On the second Sunday in January, Christians remember Jesus’ baptism in the River Jordan. I’ve visited two baptismal sites in the Holy Land. Yardenit in the north, near the Sea of Galilee, has plentiful, clear water that invites the pilgrim to jump in for a rite of baptismal remembrance. Qasr el Yahud in the south, near the Dead Sea, isn’t nearly so inviting. By the time the Jordan reaches Qasr el Yahud, the river has been hard at work, irrigating fields and orchards. I’m told that, until a few years ago, raw sewage was sometimes pumped into the river, making your remembrance unsafe. Nowadays, the river is relatively clean, albeit muddy.
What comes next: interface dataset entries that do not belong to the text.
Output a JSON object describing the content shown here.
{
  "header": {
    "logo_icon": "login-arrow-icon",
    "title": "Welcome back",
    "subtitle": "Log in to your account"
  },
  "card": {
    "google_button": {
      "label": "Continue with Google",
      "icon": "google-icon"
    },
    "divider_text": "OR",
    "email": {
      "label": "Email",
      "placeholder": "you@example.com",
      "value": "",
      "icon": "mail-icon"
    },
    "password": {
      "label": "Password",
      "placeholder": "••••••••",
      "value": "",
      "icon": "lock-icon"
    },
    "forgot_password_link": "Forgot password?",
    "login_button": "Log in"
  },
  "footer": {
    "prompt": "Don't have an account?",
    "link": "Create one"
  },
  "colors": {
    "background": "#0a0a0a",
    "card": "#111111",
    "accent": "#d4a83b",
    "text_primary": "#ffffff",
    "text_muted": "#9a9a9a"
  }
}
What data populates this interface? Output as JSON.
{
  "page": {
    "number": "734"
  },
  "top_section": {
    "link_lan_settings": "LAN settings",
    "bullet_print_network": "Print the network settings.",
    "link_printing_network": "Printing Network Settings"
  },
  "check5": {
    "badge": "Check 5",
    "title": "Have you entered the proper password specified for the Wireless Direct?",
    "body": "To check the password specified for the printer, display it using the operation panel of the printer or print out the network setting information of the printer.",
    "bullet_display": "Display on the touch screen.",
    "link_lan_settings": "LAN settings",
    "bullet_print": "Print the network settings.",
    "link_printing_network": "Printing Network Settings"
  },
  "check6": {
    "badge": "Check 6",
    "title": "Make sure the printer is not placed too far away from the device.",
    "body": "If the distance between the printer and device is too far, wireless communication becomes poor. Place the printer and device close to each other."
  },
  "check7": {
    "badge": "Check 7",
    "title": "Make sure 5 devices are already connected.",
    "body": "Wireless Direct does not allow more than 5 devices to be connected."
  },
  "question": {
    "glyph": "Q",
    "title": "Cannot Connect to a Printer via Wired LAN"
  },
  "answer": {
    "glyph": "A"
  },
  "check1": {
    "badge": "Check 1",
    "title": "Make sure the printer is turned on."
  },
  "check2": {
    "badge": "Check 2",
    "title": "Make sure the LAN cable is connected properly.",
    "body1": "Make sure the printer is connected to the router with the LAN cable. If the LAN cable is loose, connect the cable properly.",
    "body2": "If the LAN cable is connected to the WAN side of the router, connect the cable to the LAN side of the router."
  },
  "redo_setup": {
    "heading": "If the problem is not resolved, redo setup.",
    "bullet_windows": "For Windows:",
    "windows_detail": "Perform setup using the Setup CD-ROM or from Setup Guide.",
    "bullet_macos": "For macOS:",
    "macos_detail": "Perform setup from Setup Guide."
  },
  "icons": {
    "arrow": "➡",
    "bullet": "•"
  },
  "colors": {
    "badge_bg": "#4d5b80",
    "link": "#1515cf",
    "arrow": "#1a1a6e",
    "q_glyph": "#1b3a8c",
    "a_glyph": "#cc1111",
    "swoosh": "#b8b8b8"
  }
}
The vegetation along the banks is thick and resounds with the twitter of birds. This photo was taken at the end of April on the Israeli side. It was a blisteringly hot morning. Three new Christians were preparing for baptism. Across the river, Jordanian worshipers also gathered for baptismal remembrance. Soldiers in uniform, on both sides of the Jordan, kept watch with rifles at the ready.
Now when all the people were baptized, and when Jesus also had been baptized and was praying, the heaven was opened, and the Holy Spirit descended upon him in bodily form like a dove. And a voice came from heaven, “You are my Son, the Beloved; with you I am well pleased.”–Luke 3:21-22